Response from the citizens was overwhelming and by 1903, after much scrambling for funds, the sisters moved Mercy Hospital to a brand new building with 100 patient beds and the most advanced technology of the day. A year later they welcomed their first class of students to the Mercy School of Nursing. They later added schools of Medical Technology and Radiology.
By 1906, their convent, novitiate and school were all bursting at the seams and the search began for a larger site. Eventually, the sisters located and leased the Judge Greene mansion, which was then beyond the city limits. Over the years, the property had at times been home to three shady horse thieves, an alleged counterfeiter, and finally, a Supreme Court judge. Judge George Greene was responsible for having the mansion built and was the first legally recognized owner of the property, the others being considered squatters.
The mansion had been vacant for about ten years, used only as an occasional shelter by hunters, with the ballroom being used for grain storage. After signing a lease, the sisters once again rolled up their sleeves to lovingly prepare the mansion for their motherhouse, novitiate and the fall opening of their girl’s boarding school, Sacred Heart Academy . St. Joseph Academy would continue to operate in its original location as a day school.
It is interesting to note that the sisters’ closest neighbors were so far away, that when the sisters were out picking strawberries from the farm berry beds, dressed in their black and white habits, the neighbors were later heard to comment on the nice looking herd of Holsteins they saw grazing at the farm.
The year 1906 was busy as the sisters also opened St. Berchman’s Seminary in Marion , Iowa . Originally planned as a day school for boys and girls, by 1915 it was exclusively a boy’s boarding school, which it remained until closing in 1942.
The farsighted leadership of the Cedar Rapids Sisters of Mercy elected to buy the Greene property in 1907. Future years saw remarkable growth in Sacred Heart Academy boarding school for girls, as it became Mount Mercy Academy in 1924, a junior college in 1928, a four-year college in 1960, and went co-ed in 1969.
Although it would seem the Cedar Rapids sisters were busy enough in the early 20th century, in their spare time they also managed to build, furnish, open, staff and operate hospitals in Oelwein, Iowa and Kalispell, Montana.
Since their arrival in Cedar Rapids, the Mercys have been dedicated to the education of the young. Over the years, they taught and served as administrators in many Iowa parochial elementary and high schools: a total of six different schools in Cedar Rapids; two in Marion; three in Waterloo; and in 13 other rural districts. Outside of the state of Iowa; Edina, Minnesota and Kalispell, Montana were also blessed with the Sisters' teaching ministries.
From 1964 to 1969 the sisters operated St. Ann’s Home, a residence for single expectant young women. The radical changes in social attitudes that swept the country in the 1960’s ultimately made St. Ann’s superfluous.
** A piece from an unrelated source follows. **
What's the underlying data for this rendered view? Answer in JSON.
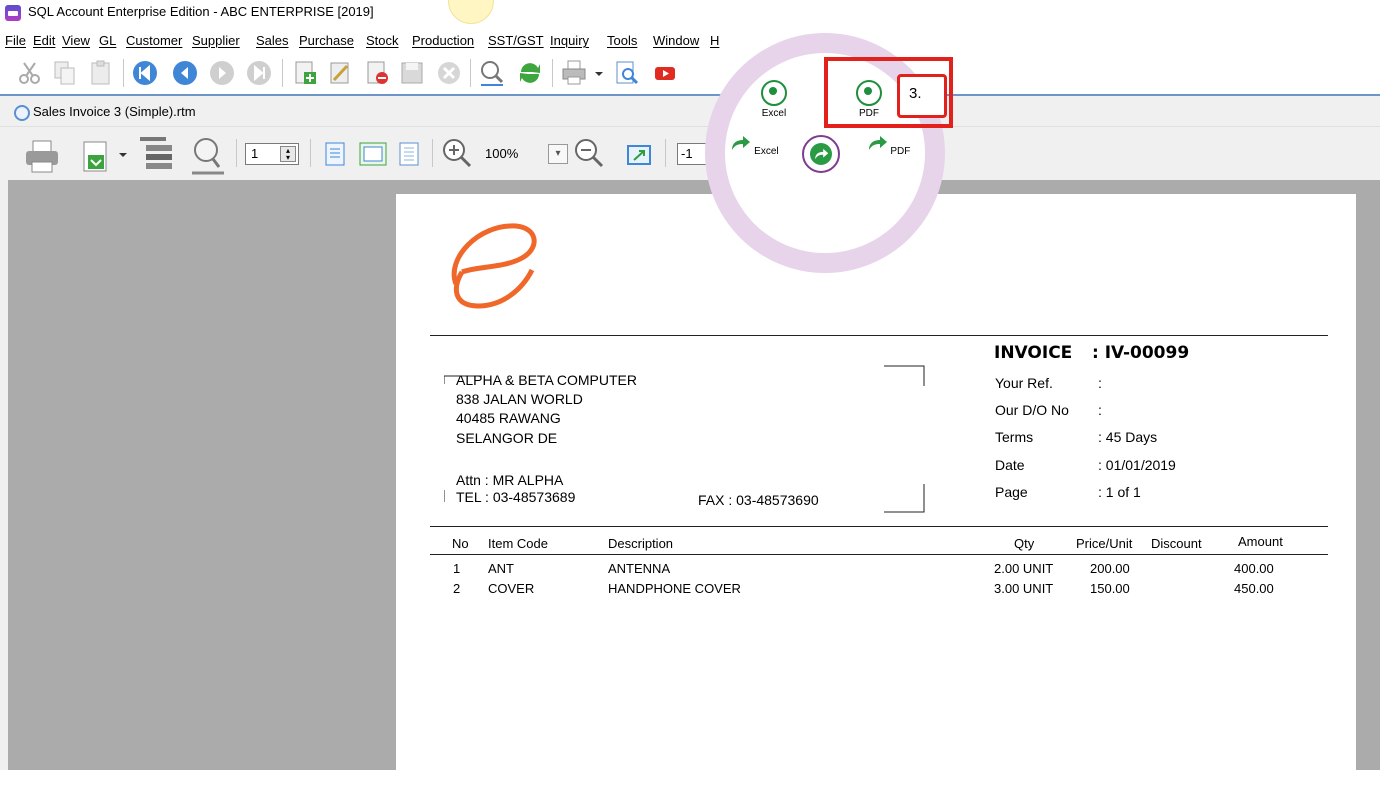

One of their newer sponsored works is the Catherine McAuley Center , established in 1989. The Center offers transitional housing for women without children. They also provide free tutoring in basic skills and language for men and women. Many of the clients now seeking tutoring are new immigrants to the US . CR Mercys dedicated a House of Mercy in Waterloo, Iowa in late 2003 and are co-sponsors of Mercy Housing, Inc.
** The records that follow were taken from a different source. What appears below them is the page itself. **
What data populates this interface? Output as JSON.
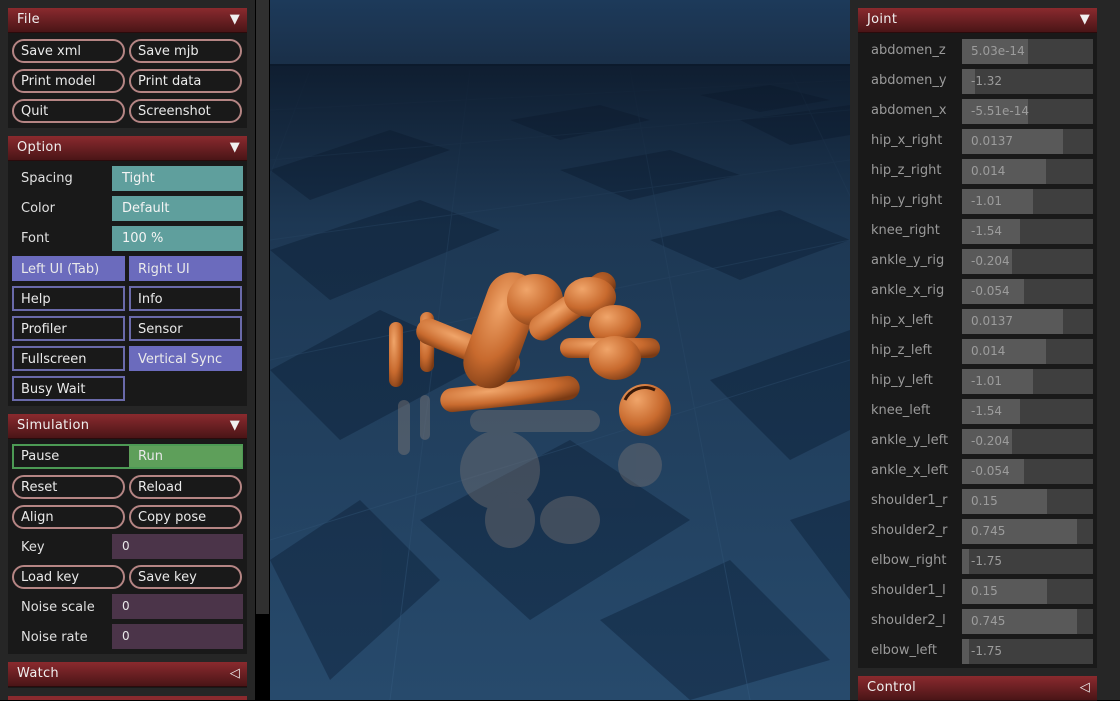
{
  "left_panel": {
    "file": {
      "title": "File",
      "buttons": [
        "Save xml",
        "Save mjb",
        "Print model",
        "Print data",
        "Quit",
        "Screenshot"
      ]
    },
    "option": {
      "title": "Option",
      "spacing_label": "Spacing",
      "spacing_value": "Tight",
      "color_label": "Color",
      "color_value": "Default",
      "font_label": "Font",
      "font_value": "100 %",
      "toggles": [
        {
          "label": "Left UI (Tab)",
          "on": true
        },
        {
          "label": "Right UI",
          "on": true
        },
        {
          "label": "Help",
          "on": false
        },
        {
          "label": "Info",
          "on": false
        },
        {
          "label": "Profiler",
          "on": false
        },
        {
          "label": "Sensor",
          "on": false
        },
        {
          "label": "Fullscreen",
          "on": false
        },
        {
          "label": "Vertical Sync",
          "on": true
        },
        {
          "label": "Busy Wait",
          "on": false
        }
      ]
    },
    "simulation": {
      "title": "Simulation",
      "pause_label": "Pause",
      "run_label": "Run",
      "reset_label": "Reset",
      "reload_label": "Reload",
      "align_label": "Align",
      "copy_pose_label": "Copy pose",
      "key_label": "Key",
      "key_value": "0",
      "load_key_label": "Load key",
      "save_key_label": "Save key",
      "noise_scale_label": "Noise scale",
      "noise_scale_value": "0",
      "noise_rate_label": "Noise rate",
      "noise_rate_value": "0"
    },
    "watch": {
      "title": "Watch"
    }
  },
  "right_panel": {
    "joint": {
      "title": "Joint",
      "rows": [
        {
          "name": "abdomen_z",
          "value": "5.03e-14",
          "fill": 0.5
        },
        {
          "name": "abdomen_y",
          "value": "-1.32",
          "fill": 0.1
        },
        {
          "name": "abdomen_x",
          "value": "-5.51e-14",
          "fill": 0.5
        },
        {
          "name": "hip_x_right",
          "value": "0.0137",
          "fill": 0.77
        },
        {
          "name": "hip_z_right",
          "value": "0.014",
          "fill": 0.64
        },
        {
          "name": "hip_y_right",
          "value": "-1.01",
          "fill": 0.54
        },
        {
          "name": "knee_right",
          "value": "-1.54",
          "fill": 0.44
        },
        {
          "name": "ankle_y_rig",
          "value": "-0.204",
          "fill": 0.38
        },
        {
          "name": "ankle_x_rig",
          "value": "-0.054",
          "fill": 0.47
        },
        {
          "name": "hip_x_left",
          "value": "0.0137",
          "fill": 0.77
        },
        {
          "name": "hip_z_left",
          "value": "0.014",
          "fill": 0.64
        },
        {
          "name": "hip_y_left",
          "value": "-1.01",
          "fill": 0.54
        },
        {
          "name": "knee_left",
          "value": "-1.54",
          "fill": 0.44
        },
        {
          "name": "ankle_y_left",
          "value": "-0.204",
          "fill": 0.38
        },
        {
          "name": "ankle_x_left",
          "value": "-0.054",
          "fill": 0.47
        },
        {
          "name": "shoulder1_r",
          "value": "0.15",
          "fill": 0.65
        },
        {
          "name": "shoulder2_r",
          "value": "0.745",
          "fill": 0.88
        },
        {
          "name": "elbow_right",
          "value": "-1.75",
          "fill": 0.05
        },
        {
          "name": "shoulder1_l",
          "value": "0.15",
          "fill": 0.65
        },
        {
          "name": "shoulder2_l",
          "value": "0.745",
          "fill": 0.88
        },
        {
          "name": "elbow_left",
          "value": "-1.75",
          "fill": 0.05
        }
      ]
    },
    "control": {
      "title": "Control"
    }
  }
}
Through the years, the sisters divested themselves from their involvement with all the rural hospitals. Day-to-day operations/management of Mercy Medical Center, Mount Mercy College and the Catherine McAuley Center have been turned over to each organization’s Board of Trustees. A true continuity of the Mercy mission is maintained by having sisters serving on each board at all times. A director of Mission Integration, who is liaison for all three sponsored works, also ensures that Mercy values will remain the primary focus at each of the sponsored ministries.